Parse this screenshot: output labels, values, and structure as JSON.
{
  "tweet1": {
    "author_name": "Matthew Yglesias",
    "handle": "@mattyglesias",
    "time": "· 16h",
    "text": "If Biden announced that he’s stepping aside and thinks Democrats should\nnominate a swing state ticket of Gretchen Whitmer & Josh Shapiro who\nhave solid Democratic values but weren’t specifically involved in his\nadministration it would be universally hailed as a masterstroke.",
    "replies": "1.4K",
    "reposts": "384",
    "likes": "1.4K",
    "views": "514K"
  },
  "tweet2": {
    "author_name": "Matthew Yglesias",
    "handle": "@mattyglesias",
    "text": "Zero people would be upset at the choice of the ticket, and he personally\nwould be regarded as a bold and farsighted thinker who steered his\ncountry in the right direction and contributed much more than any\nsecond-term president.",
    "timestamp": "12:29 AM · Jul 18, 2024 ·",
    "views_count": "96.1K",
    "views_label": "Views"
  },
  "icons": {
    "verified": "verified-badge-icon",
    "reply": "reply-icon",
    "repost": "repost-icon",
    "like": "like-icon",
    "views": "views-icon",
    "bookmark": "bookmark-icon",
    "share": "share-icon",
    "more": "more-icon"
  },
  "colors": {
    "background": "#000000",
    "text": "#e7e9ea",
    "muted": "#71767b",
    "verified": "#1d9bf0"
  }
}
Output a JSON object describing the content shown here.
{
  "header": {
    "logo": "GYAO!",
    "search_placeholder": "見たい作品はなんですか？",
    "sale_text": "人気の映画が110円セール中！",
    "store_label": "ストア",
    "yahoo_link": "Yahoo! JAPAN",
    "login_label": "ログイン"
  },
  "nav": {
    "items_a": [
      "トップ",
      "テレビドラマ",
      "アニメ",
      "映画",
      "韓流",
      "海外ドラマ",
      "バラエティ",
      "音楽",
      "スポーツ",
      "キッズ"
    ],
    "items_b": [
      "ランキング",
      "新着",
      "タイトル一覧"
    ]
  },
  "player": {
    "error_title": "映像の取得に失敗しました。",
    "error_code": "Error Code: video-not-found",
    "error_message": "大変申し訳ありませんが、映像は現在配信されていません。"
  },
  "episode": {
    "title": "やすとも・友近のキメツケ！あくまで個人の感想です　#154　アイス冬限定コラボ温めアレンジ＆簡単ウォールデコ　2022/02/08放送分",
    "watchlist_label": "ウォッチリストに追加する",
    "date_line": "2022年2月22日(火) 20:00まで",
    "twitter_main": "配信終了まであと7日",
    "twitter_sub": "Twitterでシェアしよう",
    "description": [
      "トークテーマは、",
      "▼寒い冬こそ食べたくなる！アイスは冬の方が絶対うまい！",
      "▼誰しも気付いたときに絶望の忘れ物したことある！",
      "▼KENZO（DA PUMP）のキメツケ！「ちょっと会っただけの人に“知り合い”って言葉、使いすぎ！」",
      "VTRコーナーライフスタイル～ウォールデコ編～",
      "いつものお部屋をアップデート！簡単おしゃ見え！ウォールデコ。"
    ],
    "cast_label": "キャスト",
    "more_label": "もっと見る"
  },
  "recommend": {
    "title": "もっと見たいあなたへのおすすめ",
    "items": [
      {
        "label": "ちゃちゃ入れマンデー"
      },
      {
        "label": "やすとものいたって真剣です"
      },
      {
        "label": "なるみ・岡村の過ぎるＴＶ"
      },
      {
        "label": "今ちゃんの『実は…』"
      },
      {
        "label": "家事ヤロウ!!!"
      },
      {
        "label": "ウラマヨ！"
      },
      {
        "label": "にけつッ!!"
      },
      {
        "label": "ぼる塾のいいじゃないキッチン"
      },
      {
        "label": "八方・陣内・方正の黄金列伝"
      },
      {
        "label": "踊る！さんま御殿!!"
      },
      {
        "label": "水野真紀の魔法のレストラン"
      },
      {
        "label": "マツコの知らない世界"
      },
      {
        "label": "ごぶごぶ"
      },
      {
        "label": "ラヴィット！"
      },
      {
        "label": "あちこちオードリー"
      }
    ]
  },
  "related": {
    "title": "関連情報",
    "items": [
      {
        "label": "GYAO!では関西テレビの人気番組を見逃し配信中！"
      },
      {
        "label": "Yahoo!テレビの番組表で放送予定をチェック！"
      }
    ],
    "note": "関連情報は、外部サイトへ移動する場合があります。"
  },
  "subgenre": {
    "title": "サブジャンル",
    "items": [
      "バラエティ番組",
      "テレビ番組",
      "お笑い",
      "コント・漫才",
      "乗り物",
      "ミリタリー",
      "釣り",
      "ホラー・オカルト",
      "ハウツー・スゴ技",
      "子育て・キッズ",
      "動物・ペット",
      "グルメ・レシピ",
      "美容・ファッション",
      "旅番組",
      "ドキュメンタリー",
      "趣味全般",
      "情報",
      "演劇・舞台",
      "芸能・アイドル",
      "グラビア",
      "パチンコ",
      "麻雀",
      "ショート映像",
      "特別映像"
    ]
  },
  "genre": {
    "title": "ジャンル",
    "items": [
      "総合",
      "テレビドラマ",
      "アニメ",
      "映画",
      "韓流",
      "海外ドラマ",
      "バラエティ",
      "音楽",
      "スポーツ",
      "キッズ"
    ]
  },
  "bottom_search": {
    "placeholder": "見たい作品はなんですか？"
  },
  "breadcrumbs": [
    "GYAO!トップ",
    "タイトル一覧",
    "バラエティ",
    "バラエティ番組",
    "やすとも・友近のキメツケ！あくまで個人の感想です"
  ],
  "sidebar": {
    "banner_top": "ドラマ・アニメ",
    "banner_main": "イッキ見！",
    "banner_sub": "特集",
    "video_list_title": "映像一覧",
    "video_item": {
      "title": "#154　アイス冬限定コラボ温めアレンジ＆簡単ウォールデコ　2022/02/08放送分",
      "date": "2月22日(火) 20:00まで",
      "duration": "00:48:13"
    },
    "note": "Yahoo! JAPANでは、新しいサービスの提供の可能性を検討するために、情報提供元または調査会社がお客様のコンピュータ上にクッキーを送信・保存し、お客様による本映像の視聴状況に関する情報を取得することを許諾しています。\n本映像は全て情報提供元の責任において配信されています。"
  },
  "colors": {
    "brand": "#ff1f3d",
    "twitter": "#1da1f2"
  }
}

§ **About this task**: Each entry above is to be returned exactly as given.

§ **Result for this exercise**:
Parse this screenshot: output labels, values, and structure as JSON.
{
  "tweet1": {
    "author_name": "Matthew Yglesias",
    "handle": "@mattyglesias",
    "time": "· 16h",
    "text": "If Biden announced that he’s stepping aside and thinks Democrats should\nnominate a swing state ticket of Gretchen Whitmer & Josh Shapiro who\nhave solid Democratic values but weren’t specifically involved in his\nadministration it would be universally hailed as a masterstroke.",
    "replies": "1.4K",
    "reposts": "384",
    "likes": "1.4K",
    "views": "514K"
  },
  "tweet2": {
    "author_name": "Matthew Yglesias",
    "handle": "@mattyglesias",
    "text": "Zero people would be upset at the choice of the ticket, and he personally\nwould be regarded as a bold and farsighted thinker who steered his\ncountry in the right direction and contributed much more than any\nsecond-term president.",
    "timestamp": "12:29 AM · Jul 18, 2024 ·",
    "views_count": "96.1K",
    "views_label": "Views"
  },
  "icons": {
    "verified": "verified-badge-icon",
    "reply": "reply-icon",
    "repost": "repost-icon",
    "like": "like-icon",
    "views": "views-icon",
    "bookmark": "bookmark-icon",
    "share": "share-icon",
    "more": "more-icon"
  },
  "colors": {
    "background": "#000000",
    "text": "#e7e9ea",
    "muted": "#71767b",
    "verified": "#1d9bf0"
  }
}
Output a JSON object describing the content shown here.
{
  "header": {
    "logo": "GYAO!",
    "search_placeholder": "見たい作品はなんですか？",
    "sale_text": "人気の映画が110円セール中！",
    "store_label": "ストア",
    "yahoo_link": "Yahoo! JAPAN",
    "login_label": "ログイン"
  },
  "nav": {
    "items_a": [
      "トップ",
      "テレビドラマ",
      "アニメ",
      "映画",
      "韓流",
      "海外ドラマ",
      "バラエティ",
      "音楽",
      "スポーツ",
      "キッズ"
    ],
    "items_b": [
      "ランキング",
      "新着",
      "タイトル一覧"
    ]
  },
  "player": {
    "error_title": "映像の取得に失敗しました。",
    "error_code": "Error Code: video-not-found",
    "error_message": "大変申し訳ありませんが、映像は現在配信されていません。"
  },
  "episode": {
    "title": "やすとも・友近のキメツケ！あくまで個人の感想です　#154　アイス冬限定コラボ温めアレンジ＆簡単ウォールデコ　2022/02/08放送分",
    "watchlist_label": "ウォッチリストに追加する",
    "date_line": "2022年2月22日(火) 20:00まで",
    "twitter_main": "配信終了まであと7日",
    "twitter_sub": "Twitterでシェアしよう",
    "description": [
      "トークテーマは、",
      "▼寒い冬こそ食べたくなる！アイスは冬の方が絶対うまい！",
      "▼誰しも気付いたときに絶望の忘れ物したことある！",
      "▼KENZO（DA PUMP）のキメツケ！「ちょっと会っただけの人に“知り合い”って言葉、使いすぎ！」",
      "VTRコーナーライフスタイル～ウォールデコ編～",
      "いつものお部屋をアップデート！簡単おしゃ見え！ウォールデコ。"
    ],
    "cast_label": "キャスト",
    "more_label": "もっと見る"
  },
  "recommend": {
    "title": "もっと見たいあなたへのおすすめ",
    "items": [
      {
        "label": "ちゃちゃ入れマンデー"
      },
      {
        "label": "やすとものいたって真剣です"
      },
      {
        "label": "なるみ・岡村の過ぎるＴＶ"
      },
      {
        "label": "今ちゃんの『実は…』"
      },
      {
        "label": "家事ヤロウ!!!"
      },
      {
        "label": "ウラマヨ！"
      },
      {
        "label": "にけつッ!!"
      },
      {
        "label": "ぼる塾のいいじゃないキッチン"
      },
      {
        "label": "八方・陣内・方正の黄金列伝"
      },
      {
        "label": "踊る！さんま御殿!!"
      },
      {
        "label": "水野真紀の魔法のレストラン"
      },
      {
        "label": "マツコの知らない世界"
      },
      {
        "label": "ごぶごぶ"
      },
      {
        "label": "ラヴィット！"
      },
      {
        "label": "あちこちオードリー"
      }
    ]
  },
  "related": {
    "title": "関連情報",
    "items": [
      {
        "label": "GYAO!では関西テレビの人気番組を見逃し配信中！"
      },
      {
        "label": "Yahoo!テレビの番組表で放送予定をチェック！"
      }
    ],
    "note": "関連情報は、外部サイトへ移動する場合があります。"
  },
  "subgenre": {
    "title": "サブジャンル",
    "items": [
      "バラエティ番組",
      "テレビ番組",
      "お笑い",
      "コント・漫才",
      "乗り物",
      "ミリタリー",
      "釣り",
      "ホラー・オカルト",
      "ハウツー・スゴ技",
      "子育て・キッズ",
      "動物・ペット",
      "グルメ・レシピ",
      "美容・ファッション",
      "旅番組",
      "ドキュメンタリー",
      "趣味全般",
      "情報",
      "演劇・舞台",
      "芸能・アイドル",
      "グラビア",
      "パチンコ",
      "麻雀",
      "ショート映像",
      "特別映像"
    ]
  },
  "genre": {
    "title": "ジャンル",
    "items": [
      "総合",
      "テレビドラマ",
      "アニメ",
      "映画",
      "韓流",
      "海外ドラマ",
      "バラエティ",
      "音楽",
      "スポーツ",
      "キッズ"
    ]
  },
  "bottom_search": {
    "placeholder": "見たい作品はなんですか？"
  },
  "breadcrumbs": [
    "GYAO!トップ",
    "タイトル一覧",
    "バラエティ",
    "バラエティ番組",
    "やすとも・友近のキメツケ！あくまで個人の感想です"
  ],
  "sidebar": {
    "banner_top": "ドラマ・アニメ",
    "banner_main": "イッキ見！",
    "banner_sub": "特集",
    "video_list_title": "映像一覧",
    "video_item": {
      "title": "#154　アイス冬限定コラボ温めアレンジ＆簡単ウォールデコ　2022/02/08放送分",
      "date": "2月22日(火) 20:00まで",
      "duration": "00:48:13"
    },
    "note": "Yahoo! JAPANでは、新しいサービスの提供の可能性を検討するために、情報提供元または調査会社がお客様のコンピュータ上にクッキーを送信・保存し、お客様による本映像の視聴状況に関する情報を取得することを許諾しています。\n本映像は全て情報提供元の責任において配信されています。"
  },
  "colors": {
    "brand": "#ff1f3d",
    "twitter": "#1da1f2"
  }
}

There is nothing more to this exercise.